[ENTRIES SHOWN Boundary: Start]
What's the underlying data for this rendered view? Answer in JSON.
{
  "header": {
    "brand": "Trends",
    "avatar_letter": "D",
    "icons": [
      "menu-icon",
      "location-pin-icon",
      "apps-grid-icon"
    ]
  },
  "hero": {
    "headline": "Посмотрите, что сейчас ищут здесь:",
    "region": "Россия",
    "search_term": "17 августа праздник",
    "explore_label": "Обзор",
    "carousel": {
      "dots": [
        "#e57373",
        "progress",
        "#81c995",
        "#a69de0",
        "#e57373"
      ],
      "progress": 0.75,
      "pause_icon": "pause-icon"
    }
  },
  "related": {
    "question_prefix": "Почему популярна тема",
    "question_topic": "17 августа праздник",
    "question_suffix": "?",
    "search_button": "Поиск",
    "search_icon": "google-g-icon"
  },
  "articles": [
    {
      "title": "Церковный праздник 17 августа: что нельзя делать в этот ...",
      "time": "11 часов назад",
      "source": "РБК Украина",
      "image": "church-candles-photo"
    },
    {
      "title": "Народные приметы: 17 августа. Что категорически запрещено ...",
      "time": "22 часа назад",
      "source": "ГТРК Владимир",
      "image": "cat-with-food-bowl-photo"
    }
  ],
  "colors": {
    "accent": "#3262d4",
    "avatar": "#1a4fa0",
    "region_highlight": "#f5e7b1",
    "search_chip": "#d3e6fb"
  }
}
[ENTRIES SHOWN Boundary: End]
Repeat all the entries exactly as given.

What's the underlying data for this rendered view? Answer in JSON.
{
  "header": {
    "brand": "Trends",
    "avatar_letter": "D",
    "icons": [
      "menu-icon",
      "location-pin-icon",
      "apps-grid-icon"
    ]
  },
  "hero": {
    "headline": "Посмотрите, что сейчас ищут здесь:",
    "region": "Россия",
    "search_term": "17 августа праздник",
    "explore_label": "Обзор",
    "carousel": {
      "dots": [
        "#e57373",
        "progress",
        "#81c995",
        "#a69de0",
        "#e57373"
      ],
      "progress": 0.75,
      "pause_icon": "pause-icon"
    }
  },
  "related": {
    "question_prefix": "Почему популярна тема",
    "question_topic": "17 августа праздник",
    "question_suffix": "?",
    "search_button": "Поиск",
    "search_icon": "google-g-icon"
  },
  "articles": [
    {
      "title": "Церковный праздник 17 августа: что нельзя делать в этот ...",
      "time": "11 часов назад",
      "source": "РБК Украина",
      "image": "church-candles-photo"
    },
    {
      "title": "Народные приметы: 17 августа. Что категорически запрещено ...",
      "time": "22 часа назад",
      "source": "ГТРК Владимир",
      "image": "cat-with-food-bowl-photo"
    }
  ],
  "colors": {
    "accent": "#3262d4",
    "avatar": "#1a4fa0",
    "region_highlight": "#f5e7b1",
    "search_chip": "#d3e6fb"
  }
}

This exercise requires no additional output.